|JOHN LLOYD||Listed as serving as Drummer 1791.|
|THOMAS MURPHY||Listed as serving as Drummer 1791.|
|JOSEPH WRIGHT||Listed as serving as Drummer 1791.|
|ISAAC DREW||Listed as serving as Drummer 1791. Reported dead in 1795.|
|HENRY GREENBANK||Transferred to 4th West India Regt 1796.|
|JOHN BAPTIST||Transferred to 4th West India Regt 1796.|
|JOHN DOUGLAS||Transferred to 4th West India Regt 1796.|
|JOHN LEWIS||Transferred to 5th West India Regt 1796.|
|PETER MACAY||Transferred to 5th West India Regt 1796.|
|RICHARD SMALL||Transferred to 5th West India Regt 1796.|
|THOMAS CAREY||Listed as serving as Drummer 1791.|
|ROBERT GLOVER||Born Antigua. Enlisted 1793. Died in North America 1814.|
|JOHN SAMPSON||Born 1782 Barbados. Enlisted 1798. Murdered in Aberdeen 1807 whilst on recruiting tour.|
|JAMES STARLING||Born 1784 Dominica. Enlisted 1798. Died 1811 in the Peninsula.|
|JOHN DAINE||Born Nevis. Enlisted 1799. Died 1811 in the Peninsula. Name also spelt Deane or Dames.|
|JOHN FREEMAN||Born Antigua 1783. Enlisted 1800. Discharged with pension 1818. Mil GS Medal with clasps ROLICA, VIMIERA, TALAVERA, ALBUHERA.|
|PETER ASKINS||Born St Domingo 1791. Enlisted 1800. Discharged at own request 1831. Mil GS Medal with clasps ROLICA, VIMIERA, TALAVERA, BUSACO, ALBUHERA.|
|JAMES KEARNEY||Born Cape Breton, Nova Scotia 1787. Enlisted 1805. Discharged with pension 1824.|
|JAMES PATISON||Born Halifax, Nova Scotia 1791. Enlisted 1805.|
|GEORGE WISE||Born Halifax, Nova Scotia 1791. Enlisted 1805. Served in Peninsula (Rolica, Vimiera, Talavera, Albuhera). Gibraltar and war against United States 1814. Discharged with pension 1835. Possibly died before 1848 when GS Medal was instituted.|
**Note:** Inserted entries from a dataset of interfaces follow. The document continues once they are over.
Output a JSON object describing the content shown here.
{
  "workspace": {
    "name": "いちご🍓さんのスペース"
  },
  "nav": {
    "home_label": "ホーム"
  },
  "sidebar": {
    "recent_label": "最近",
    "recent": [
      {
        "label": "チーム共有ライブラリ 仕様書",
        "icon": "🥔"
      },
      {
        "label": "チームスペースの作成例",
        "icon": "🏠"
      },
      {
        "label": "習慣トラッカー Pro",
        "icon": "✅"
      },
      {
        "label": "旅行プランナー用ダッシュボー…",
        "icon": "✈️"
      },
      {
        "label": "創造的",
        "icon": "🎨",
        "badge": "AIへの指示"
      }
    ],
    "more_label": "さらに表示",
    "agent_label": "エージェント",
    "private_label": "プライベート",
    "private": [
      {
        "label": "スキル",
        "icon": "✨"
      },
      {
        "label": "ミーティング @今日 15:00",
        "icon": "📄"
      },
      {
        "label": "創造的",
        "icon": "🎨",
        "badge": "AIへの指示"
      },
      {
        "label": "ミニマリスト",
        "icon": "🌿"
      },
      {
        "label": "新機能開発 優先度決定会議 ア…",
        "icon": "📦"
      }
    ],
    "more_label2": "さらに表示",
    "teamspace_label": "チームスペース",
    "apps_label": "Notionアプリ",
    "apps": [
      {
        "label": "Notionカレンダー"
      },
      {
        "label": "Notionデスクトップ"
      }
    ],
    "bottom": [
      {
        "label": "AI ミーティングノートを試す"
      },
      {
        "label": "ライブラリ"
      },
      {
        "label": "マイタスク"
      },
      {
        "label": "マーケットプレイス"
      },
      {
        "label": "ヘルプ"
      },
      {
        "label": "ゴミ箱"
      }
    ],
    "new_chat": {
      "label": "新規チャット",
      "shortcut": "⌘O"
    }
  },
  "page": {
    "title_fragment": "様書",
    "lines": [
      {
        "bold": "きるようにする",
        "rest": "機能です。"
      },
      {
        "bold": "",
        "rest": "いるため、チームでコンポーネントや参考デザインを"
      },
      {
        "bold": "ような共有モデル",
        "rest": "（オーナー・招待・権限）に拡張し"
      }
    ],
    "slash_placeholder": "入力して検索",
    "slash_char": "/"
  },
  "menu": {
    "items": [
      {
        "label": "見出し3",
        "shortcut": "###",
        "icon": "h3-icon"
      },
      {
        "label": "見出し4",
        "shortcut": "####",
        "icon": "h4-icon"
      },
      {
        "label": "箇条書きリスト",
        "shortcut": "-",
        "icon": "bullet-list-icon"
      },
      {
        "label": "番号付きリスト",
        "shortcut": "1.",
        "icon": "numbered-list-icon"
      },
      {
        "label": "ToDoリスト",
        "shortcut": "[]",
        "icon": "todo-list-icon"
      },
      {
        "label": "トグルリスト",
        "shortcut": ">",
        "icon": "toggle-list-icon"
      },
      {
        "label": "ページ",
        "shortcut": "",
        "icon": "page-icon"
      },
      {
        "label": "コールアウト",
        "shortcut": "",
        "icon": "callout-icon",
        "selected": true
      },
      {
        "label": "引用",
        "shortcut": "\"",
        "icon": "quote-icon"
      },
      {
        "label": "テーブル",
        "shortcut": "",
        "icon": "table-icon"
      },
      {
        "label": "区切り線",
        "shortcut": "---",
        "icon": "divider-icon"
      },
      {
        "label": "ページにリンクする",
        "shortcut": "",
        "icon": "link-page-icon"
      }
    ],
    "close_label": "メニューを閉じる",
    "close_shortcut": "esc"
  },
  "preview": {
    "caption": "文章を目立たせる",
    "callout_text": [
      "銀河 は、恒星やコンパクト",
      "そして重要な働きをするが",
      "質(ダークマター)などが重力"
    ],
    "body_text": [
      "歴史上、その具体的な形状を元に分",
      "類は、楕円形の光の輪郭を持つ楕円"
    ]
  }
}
|ANTHONY GIBSON||Born Jamaica 1795. Enlisted 1815 in Ireland. Discharged in Dublin 1818 on reduction in establishment.|
|BENJAMIN JUMONT||Born Pennsylvania 1793. Enlisted Waterford, Ireland 1815. Died 1823.|
|DONALD MORRISON||Born Ponticherry, India 1797. Transferred from 22nd Foot in St Helena 1819. Discharged with pension Bombay 1827.|
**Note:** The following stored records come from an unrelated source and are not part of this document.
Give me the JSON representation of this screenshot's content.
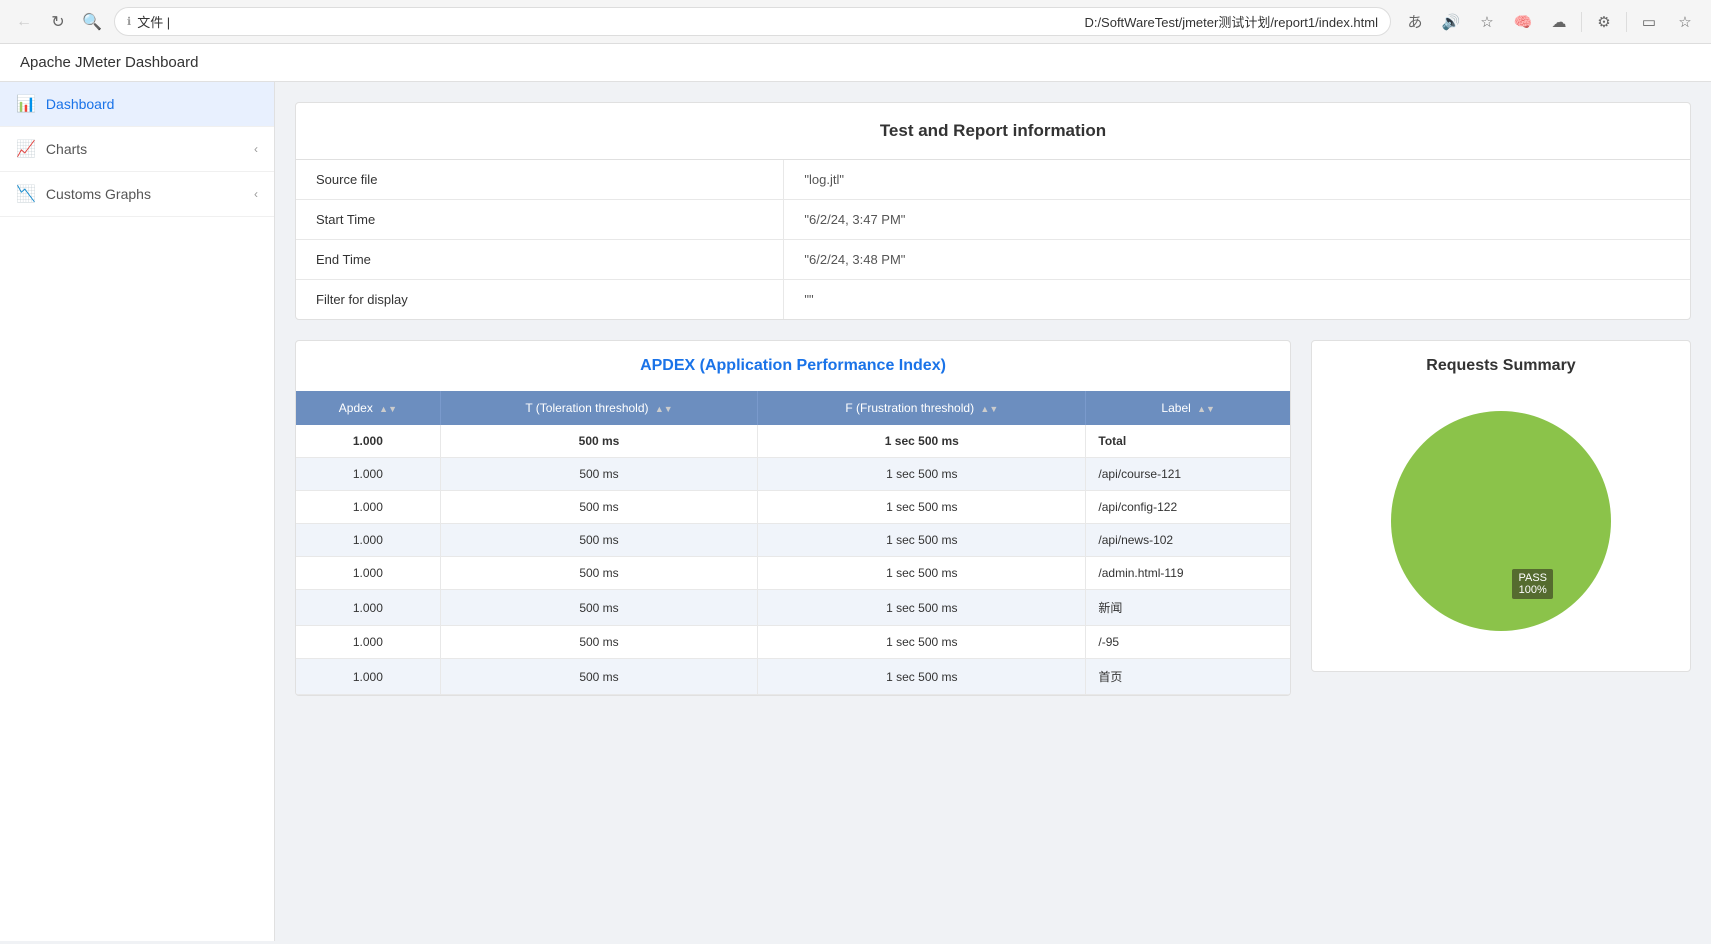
{
  "browser": {
    "url": "D:/SoftWareTest/jmeter测试计划/report1/index.html",
    "url_prefix": "文件 |",
    "info_icon": "ℹ"
  },
  "app": {
    "title": "Apache JMeter Dashboard"
  },
  "sidebar": {
    "items": [
      {
        "id": "dashboard",
        "label": "Dashboard",
        "icon": "📊",
        "active": true,
        "has_arrow": false
      },
      {
        "id": "charts",
        "label": "Charts",
        "icon": "📈",
        "active": false,
        "has_arrow": true
      },
      {
        "id": "customs-graphs",
        "label": "Customs Graphs",
        "icon": "📉",
        "active": false,
        "has_arrow": true
      }
    ]
  },
  "info_card": {
    "title": "Test and Report information",
    "rows": [
      {
        "label": "Source file",
        "value": "\"log.jtl\""
      },
      {
        "label": "Start Time",
        "value": "\"6/2/24, 3:47 PM\""
      },
      {
        "label": "End Time",
        "value": "\"6/2/24, 3:48 PM\""
      },
      {
        "label": "Filter for display",
        "value": "\"\""
      }
    ]
  },
  "apdex": {
    "title": "APDEX (Application Performance Index)",
    "columns": [
      {
        "label": "Apdex",
        "sort": true
      },
      {
        "label": "T (Toleration threshold)",
        "sort": true
      },
      {
        "label": "F (Frustration threshold)",
        "sort": true
      },
      {
        "label": "Label",
        "sort": true
      }
    ],
    "rows": [
      {
        "apdex": "1.000",
        "t": "500 ms",
        "f": "1 sec 500 ms",
        "label": "Total",
        "bold": true
      },
      {
        "apdex": "1.000",
        "t": "500 ms",
        "f": "1 sec 500 ms",
        "label": "/api/course-121",
        "bold": false
      },
      {
        "apdex": "1.000",
        "t": "500 ms",
        "f": "1 sec 500 ms",
        "label": "/api/config-122",
        "bold": false
      },
      {
        "apdex": "1.000",
        "t": "500 ms",
        "f": "1 sec 500 ms",
        "label": "/api/news-102",
        "bold": false
      },
      {
        "apdex": "1.000",
        "t": "500 ms",
        "f": "1 sec 500 ms",
        "label": "/admin.html-119",
        "bold": false
      },
      {
        "apdex": "1.000",
        "t": "500 ms",
        "f": "1 sec 500 ms",
        "label": "新闻",
        "bold": false
      },
      {
        "apdex": "1.000",
        "t": "500 ms",
        "f": "1 sec 500 ms",
        "label": "/-95",
        "bold": false
      },
      {
        "apdex": "1.000",
        "t": "500 ms",
        "f": "1 sec 500 ms",
        "label": "首页",
        "bold": false
      }
    ]
  },
  "requests_summary": {
    "title": "Requests Summary",
    "pass_label": "PASS",
    "pass_percent": "100%",
    "pie_color": "#8bc34a",
    "pass_bg": "#556b2f"
  }
}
|GEORGE CARVILLE||Born Limerick, Ireland 1805. Enlisted 1823. Died in India 1843, the last black drummer.|
|HENRY TITE||Born Waterford, Ireland 1804. Enlisted 1825. Discharged with pension at Chatham 1830.|